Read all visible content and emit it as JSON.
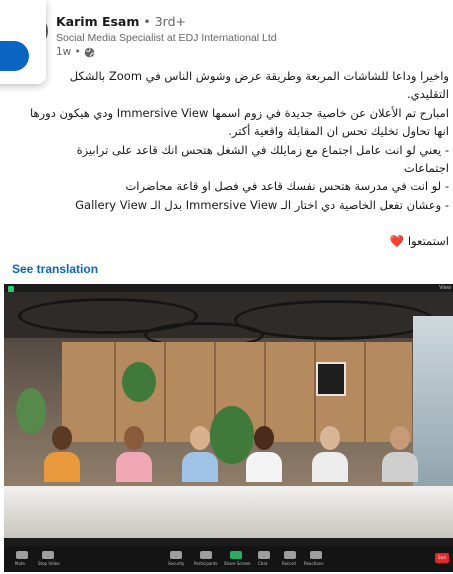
{
  "post": {
    "author": "Karim Esam",
    "degree": "• 3rd+",
    "headline": "Social Media Specialist at EDJ International Ltd",
    "time": "1w •",
    "time_icon": "globe-icon",
    "lines": [
      "واخيرا وداعا للشاشات المربعة وطريقة عرض وشوش الناس في Zoom بالشكل",
      "التقليدي.",
      "امبارح تم الأعلان عن خاصية جديدة في زوم اسمها Immersive View ودي هيكون دورها",
      "انها تحاول تخليك تحس ان المقابلة واقعية أكتر.",
      "- يعني لو انت عامل اجتماع مع زمايلك في الشغل هتحس انك قاعد على ترابيزة",
      "اجتماعات",
      "- لو انت في مدرسة هتحس نفسك قاعد في فصل او قاعة محاضرات",
      "- وعشان تفعل الخاصية دي اختار الـ Immersive View بدل الـ Gallery View"
    ],
    "closing": "استمتعوا",
    "closing_emoji": "❤️",
    "see_translation": "See translation"
  },
  "media": {
    "top_right_label": "View",
    "toolbar": [
      "Mute",
      "Stop Video",
      "Security",
      "Participants",
      "Share Screen",
      "Chat",
      "Record",
      "Reactions"
    ],
    "end_label": "End"
  },
  "colors": {
    "link": "#0a66c2",
    "heart": "#e0245e"
  }
}
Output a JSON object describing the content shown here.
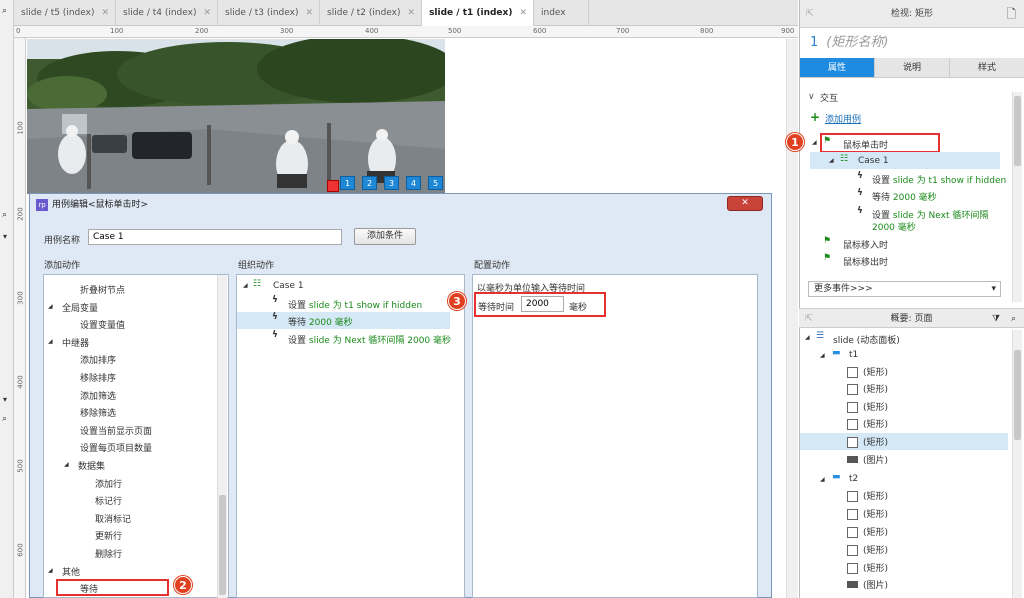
{
  "tabs": [
    {
      "label": "slide / t5 (index)",
      "active": false
    },
    {
      "label": "slide / t4 (index)",
      "active": false
    },
    {
      "label": "slide / t3 (index)",
      "active": false
    },
    {
      "label": "slide / t2 (index)",
      "active": false
    },
    {
      "label": "slide / t1 (index)",
      "active": true
    },
    {
      "label": "index",
      "active": false
    }
  ],
  "ruler_h": [
    "0",
    "100",
    "200",
    "300",
    "400",
    "500",
    "600",
    "700",
    "800",
    "900"
  ],
  "ruler_v": [
    "100",
    "200",
    "300",
    "400",
    "500",
    "600"
  ],
  "pager": [
    "1",
    "2",
    "3",
    "4",
    "5"
  ],
  "inspector": {
    "header": "检视: 矩形",
    "title_num": "1",
    "title_name": "(矩形名称)",
    "tabs": [
      "属性",
      "说明",
      "样式"
    ],
    "section": "交互",
    "add_case": "添加用例",
    "events": {
      "click": "鼠标单击时",
      "case": "Case 1",
      "actions": [
        {
          "verb": "设置",
          "text": "slide 为 t1 show if hidden"
        },
        {
          "verb": "等待",
          "text": "2000 毫秒"
        },
        {
          "verb": "设置",
          "text": "slide 为 Next 循环间隔"
        },
        {
          "verb": "",
          "text": "2000 毫秒"
        }
      ],
      "enter": "鼠标移入时",
      "leave": "鼠标移出时"
    },
    "more_events": "更多事件>>>"
  },
  "overview": {
    "header": "概要: 页面",
    "root": "slide (动态面板)",
    "t1": "t1",
    "t1_items": [
      "(矩形)",
      "(矩形)",
      "(矩形)",
      "(矩形)",
      "(矩形)",
      "(图片)"
    ],
    "t2": "t2",
    "t2_items": [
      "(矩形)",
      "(矩形)",
      "(矩形)",
      "(矩形)",
      "(矩形)",
      "(图片)"
    ]
  },
  "dialog": {
    "title": "用例编辑<鼠标单击时>",
    "name_label": "用例名称",
    "name_value": "Case 1",
    "add_condition": "添加条件",
    "col_add": "添加动作",
    "col_org": "组织动作",
    "col_cfg": "配置动作",
    "add_list": [
      {
        "text": "折叠树节点",
        "indent": 2,
        "arrow": ""
      },
      {
        "text": "全局变量",
        "indent": 1,
        "arrow": "◢"
      },
      {
        "text": "设置变量值",
        "indent": 2,
        "arrow": ""
      },
      {
        "text": "中继器",
        "indent": 1,
        "arrow": "◢"
      },
      {
        "text": "添加排序",
        "indent": 2,
        "arrow": ""
      },
      {
        "text": "移除排序",
        "indent": 2,
        "arrow": ""
      },
      {
        "text": "添加筛选",
        "indent": 2,
        "arrow": ""
      },
      {
        "text": "移除筛选",
        "indent": 2,
        "arrow": ""
      },
      {
        "text": "设置当前显示页面",
        "indent": 2,
        "arrow": ""
      },
      {
        "text": "设置每页项目数量",
        "indent": 2,
        "arrow": ""
      },
      {
        "text": "数据集",
        "indent": 2,
        "arrow": "◢"
      },
      {
        "text": "添加行",
        "indent": 3,
        "arrow": ""
      },
      {
        "text": "标记行",
        "indent": 3,
        "arrow": ""
      },
      {
        "text": "取消标记",
        "indent": 3,
        "arrow": ""
      },
      {
        "text": "更新行",
        "indent": 3,
        "arrow": ""
      },
      {
        "text": "删除行",
        "indent": 3,
        "arrow": ""
      },
      {
        "text": "其他",
        "indent": 1,
        "arrow": "◢"
      },
      {
        "text": "等待",
        "indent": 2,
        "arrow": ""
      }
    ],
    "org": {
      "case": "Case 1",
      "actions": [
        {
          "verb": "设置",
          "text": "slide 为 t1 show if hidden"
        },
        {
          "verb": "等待",
          "text": "2000 毫秒"
        },
        {
          "verb": "设置",
          "text": "slide 为 Next 循环间隔 2000 毫秒"
        }
      ]
    },
    "cfg": {
      "hint": "以毫秒为单位输入等待时间",
      "wait_label": "等待时间",
      "wait_value": "2000",
      "unit": "毫秒"
    }
  },
  "markers": [
    "1",
    "2",
    "3"
  ]
}
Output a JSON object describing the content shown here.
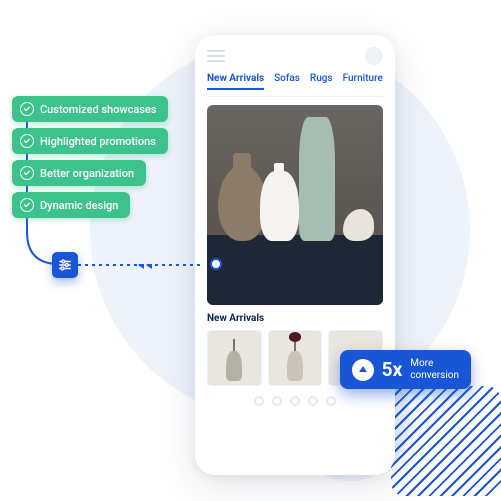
{
  "colors": {
    "accent": "#1956d6",
    "success": "#3cc28a"
  },
  "features": [
    {
      "label": "Customized showcases"
    },
    {
      "label": "Highlighted promotions"
    },
    {
      "label": "Better organization"
    },
    {
      "label": "Dynamic design"
    }
  ],
  "phone": {
    "tabs": [
      {
        "label": "New Arrivals",
        "active": true
      },
      {
        "label": "Sofas",
        "active": false
      },
      {
        "label": "Rugs",
        "active": false
      },
      {
        "label": "Furniture",
        "active": false
      }
    ],
    "section_title": "New Arrivals"
  },
  "stat": {
    "value": "5x",
    "line1": "More",
    "line2": "conversion"
  }
}
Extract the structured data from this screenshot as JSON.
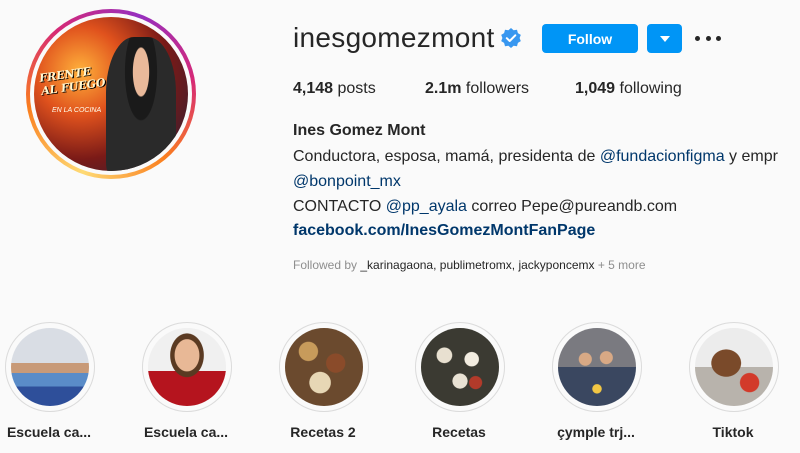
{
  "profile": {
    "username": "inesgomezmont",
    "follow_label": "Follow",
    "stats": {
      "posts_value": "4,148",
      "posts_label": "posts",
      "followers_value": "2.1m",
      "followers_label": "followers",
      "following_value": "1,049",
      "following_label": "following"
    },
    "avatar_text_1": "FRENTE AL FUEGO",
    "avatar_text_2": "EN LA COCINA",
    "bio": {
      "name": "Ines Gomez Mont",
      "line1_text": "Conductora, esposa, mamá, presidenta de ",
      "line1_mention": "@fundacionfigma",
      "line1_rest": " y empr",
      "line2_mention": "@bonpoint_mx",
      "line3_text_a": "CONTACTO ",
      "line3_mention": "@pp_ayala",
      "line3_text_b": " correo Pepe@pureandb.com",
      "website": "facebook.com/InesGomezMontFanPage"
    },
    "followed_by": {
      "prefix": "Followed by ",
      "users": "_karinagaona, publimetromx, jackyponcemx",
      "more": " + 5 more"
    }
  },
  "highlights": [
    {
      "label": "Escuela ca...",
      "icon": "highlight-escuela-1"
    },
    {
      "label": "Escuela ca...",
      "icon": "highlight-escuela-2"
    },
    {
      "label": "Recetas 2",
      "icon": "highlight-recetas-2"
    },
    {
      "label": "Recetas",
      "icon": "highlight-recetas"
    },
    {
      "label": "çymple trj...",
      "icon": "highlight-cumple"
    },
    {
      "label": "Tiktok",
      "icon": "highlight-tiktok"
    }
  ],
  "colors": {
    "accent": "#0095f6",
    "link": "#00376b",
    "muted": "#8e8e8e",
    "text": "#262626",
    "background": "#fafafa"
  }
}
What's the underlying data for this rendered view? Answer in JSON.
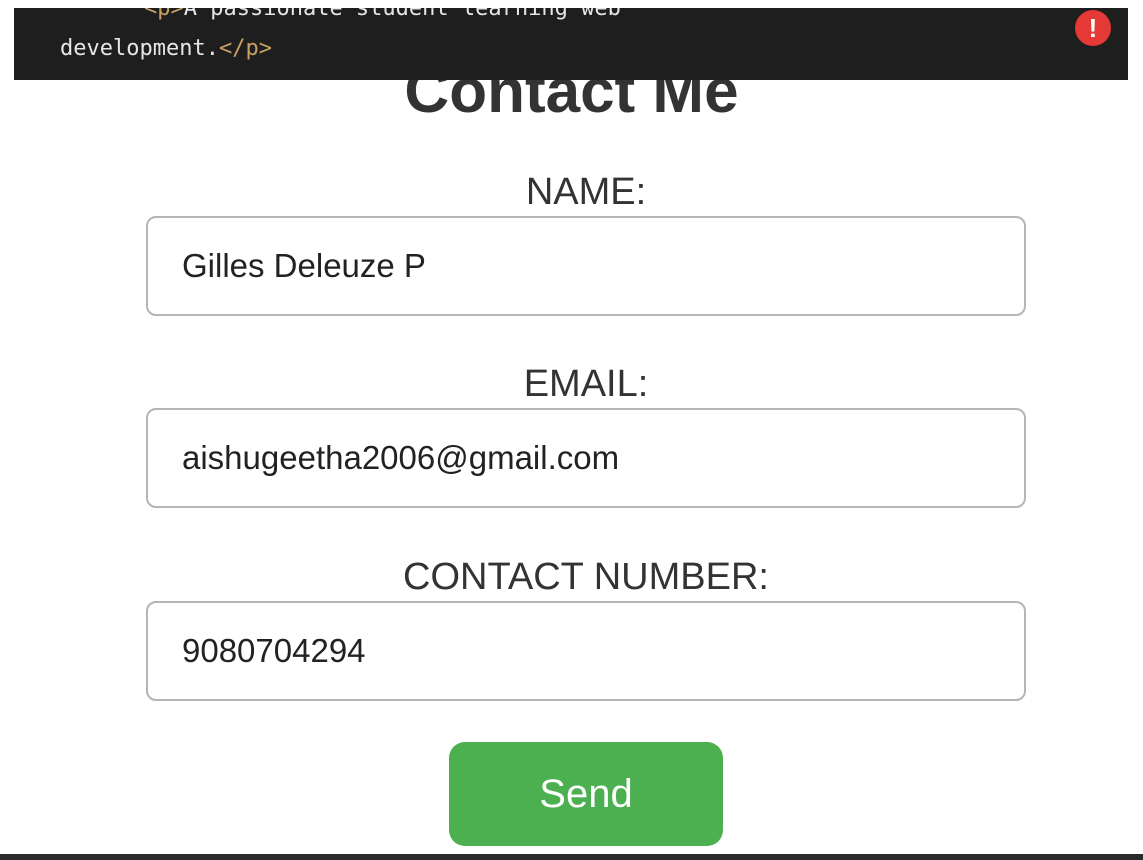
{
  "code_snippet": {
    "line1_open_tag": "<p>",
    "line1_text": "A passionate student learning web",
    "line2_text": "development.",
    "line2_close_tag": "</p>"
  },
  "alert": {
    "symbol": "!",
    "color": "#e53935"
  },
  "contact_form": {
    "title": "Contact Me",
    "name": {
      "label": "NAME:",
      "value": "Gilles Deleuze P"
    },
    "email": {
      "label": "EMAIL:",
      "value": "aishugeetha2006@gmail.com"
    },
    "contact_number": {
      "label": "CONTACT NUMBER:",
      "value": "9080704294"
    },
    "send_label": "Send",
    "button_color": "#4caf50"
  }
}
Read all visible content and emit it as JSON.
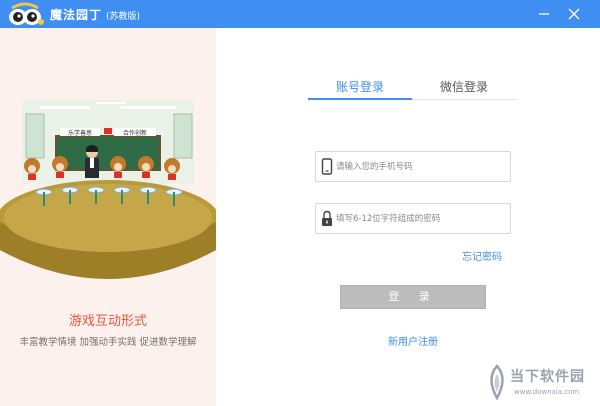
{
  "window": {
    "app_title": "魔法园丁",
    "app_edition": "(苏教版)"
  },
  "left": {
    "blackboard_tags": [
      "乐学善思",
      "合作创新"
    ],
    "promo_title": "游戏互动形式",
    "promo_subtitle": "丰富教学情境  加强动手实践  促进数学理解"
  },
  "login": {
    "tabs": [
      {
        "label": "账号登录",
        "active": true
      },
      {
        "label": "微信登录",
        "active": false
      }
    ],
    "phone_placeholder": "请输入您的手机号码",
    "password_placeholder": "填写6-12位字符组成的密码",
    "forgot_label": "忘记密码",
    "login_label": "登 录",
    "register_label": "新用户注册"
  },
  "watermark": {
    "brand": "当下软件园",
    "url": "www.downxia.com"
  },
  "colors": {
    "accent": "#3f8ef2",
    "promo_text": "#e8553e",
    "left_bg": "#fdf1ee",
    "disabled_button": "#bcbcbc"
  },
  "icons": [
    "mascot-logo-icon",
    "minimize-icon",
    "close-icon",
    "phone-icon",
    "lock-icon",
    "watermark-logo-icon"
  ]
}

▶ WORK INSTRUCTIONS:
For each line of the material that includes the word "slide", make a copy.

▶ WRITTEN ANSWER:
      "label": "slide / t5 (index)",
      "label": "slide / t4 (index)",
      "label": "slide / t3 (index)",
      "label": "slide / t2 (index)",
      "label": "slide / t1 (index)",
          "text": "slide 为 t1 show if hidden"
          "text": "slide 为 Next 循环间隔"
    "root": "slide (动态面板)",
          "text": "slide 为 t1 show if hidden"
          "text": "slide 为 Next 循环间隔 2000 毫秒"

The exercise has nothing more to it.